SEX PISTOLS AND PUNK ROCK
(Faber & Faber)
Ada, mate! Can you imagine Steve Jones sitting on an outside drawing stool?
was what Malcolm McLaren was pushed to reply to some earnest journos accusation
that the fledgling Sex Pistols were no more than an art school anti-aesthetical
exercise, no more than an extra-curricular project in pose. Ill never forget
that. The ludicrous image of rocks very own Stan Ogden grappling with a
2B pencil, pontificating on the painterly qualities of Sutherland yet still managing
to cop a load of that new Deb in foundations knockers was ridiculous.
Jon Savages long-awaited book Englands Dreaming doesnt
fall into that trap. No, he knows his onions far too well. But when it comes to
a toss up
heads, its highbrow; tails, it just about reaches the bridge
of your nose.
book is most immediately commendable for the account of what happened at A&M
Records, where the Pistols were granted such a brief tenancy, and also for the
story of Nancy Spungeons supposed murder by Sid Vicious in room 100 of the
Chelsea Hotel. Neither subjects have, to my mind, been dealt with sufficiently
in print by any works on the subject to date.
this book is not only about the Sex Pistols. Jon Savage has cast himself as the
A.J.P. Taylor of Punk Rock, and very nearly succeeds in his mission.
we kick-off with a mid-70s equivalent of Today There Are No Gentlemen
and the history of Chelseas Worlds End, together with McLarens
upbringing. This is all pretty interesting until we begin to get bogged down in
60s art-school radicalism totally at odds with McLarens riposte reported
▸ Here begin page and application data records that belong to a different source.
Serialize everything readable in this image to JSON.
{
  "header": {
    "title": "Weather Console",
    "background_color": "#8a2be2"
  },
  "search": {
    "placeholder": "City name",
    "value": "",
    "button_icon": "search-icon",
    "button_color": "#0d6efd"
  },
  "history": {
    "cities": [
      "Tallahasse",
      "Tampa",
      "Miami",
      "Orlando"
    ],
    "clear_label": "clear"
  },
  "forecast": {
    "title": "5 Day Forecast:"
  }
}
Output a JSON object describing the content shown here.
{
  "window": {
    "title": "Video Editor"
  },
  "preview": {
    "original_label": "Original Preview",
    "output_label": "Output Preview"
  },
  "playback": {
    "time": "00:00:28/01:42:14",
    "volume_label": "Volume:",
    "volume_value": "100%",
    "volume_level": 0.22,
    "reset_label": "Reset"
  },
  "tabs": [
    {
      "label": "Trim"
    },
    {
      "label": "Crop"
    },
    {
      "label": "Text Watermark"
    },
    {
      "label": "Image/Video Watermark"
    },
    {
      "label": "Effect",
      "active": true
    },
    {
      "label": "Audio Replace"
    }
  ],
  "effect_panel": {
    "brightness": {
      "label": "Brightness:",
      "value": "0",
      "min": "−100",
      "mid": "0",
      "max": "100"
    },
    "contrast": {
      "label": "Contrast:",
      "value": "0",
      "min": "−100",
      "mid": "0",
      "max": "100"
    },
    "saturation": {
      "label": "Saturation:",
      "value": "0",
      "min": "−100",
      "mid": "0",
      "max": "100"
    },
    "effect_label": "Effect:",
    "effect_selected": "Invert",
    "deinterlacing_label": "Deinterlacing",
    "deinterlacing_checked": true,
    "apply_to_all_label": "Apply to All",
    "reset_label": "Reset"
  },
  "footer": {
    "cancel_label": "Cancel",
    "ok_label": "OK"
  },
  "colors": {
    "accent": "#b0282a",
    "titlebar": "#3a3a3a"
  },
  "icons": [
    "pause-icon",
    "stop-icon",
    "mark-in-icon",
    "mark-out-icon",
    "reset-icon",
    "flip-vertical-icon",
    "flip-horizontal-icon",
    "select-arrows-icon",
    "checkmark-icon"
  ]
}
earlier. Nonetheless, it is necessary: if you want the whole picture on what played
a major role in casting Punks typeface, then you gotta know these things.
coolest thing I ever discovered about anarchist Durutti was that every time his
mob blew up some fascist stronghold in the Spanish Civil War, they left a brick
as a calling card with a black hand stamped on it, beating the man from Milk Tray
Politick does get a bit tedious and confusing, but once Savage has convinced us
hes got the heavy stuff down pat we start to roll with something approaching
a reasonable momentum.
get the Ramones, Richard Hell, Television and Red Patent Leather;
we get the whole New York Scene culminating with the arrival of The Heartbreakers
on these shores in late 76, hotly pursued by her nibs, Nancy Spungeon.
get the London SS, Bernard Rhodes and the 101ers. We get William Broad, Siouxsie,
Debbie, Tracey - and wait for it - even Berlin.
all there. Painstakingly researched and with an acute eye for detail, Savage barely
misses an issue. But with the number of supporting cast members involved, the
books veracity sometimes comes into question. Things reported that I personally
know to be untrue, make me doubt the actuality of events outside my direct experience.
But no matter the gist of it all is pretty damn spot on.
on towards the later chapters concerning The Pistols acrimonious spilt in
the States, Englands Dreaming displays a refreshing sensitivity to
the effects of instant notoriety. The breakdown in communication between Rotten
and McLaren is an eye-opener. This explains the underlying tensions which resulted
in the court case, that saw control of Glitterbest wrenched from the hands of
see your average Sid lives: RIP brigade getting too much out of this
- apart from some pretty sloppy roaches - but I can see the book starting to crop
up on GCSE syllabuses in a couple of years time, and I get a sneaking suspicion
Jon Savage wouldnt complain too much if it did.
like this. You know that if you ever get embroiled in breaking up a fight and
then try to establish its cause, youll always get as many versions of what
started it as there are combatants. Likewise, in this little slice of life youd
get five or six different accounts from the Pistols, Clash and Buzzcocks
camps, one from Vivienne Westwood and at least 78 from Bernard Rhodes.
its in this that Englands Dreaming has its strength, because to be
honest I cant think of anybody more qualified to give such a balanced overall
account than the author. We could have done with a couple of jokes, though.
(Review from Vox,
by Ian Dickson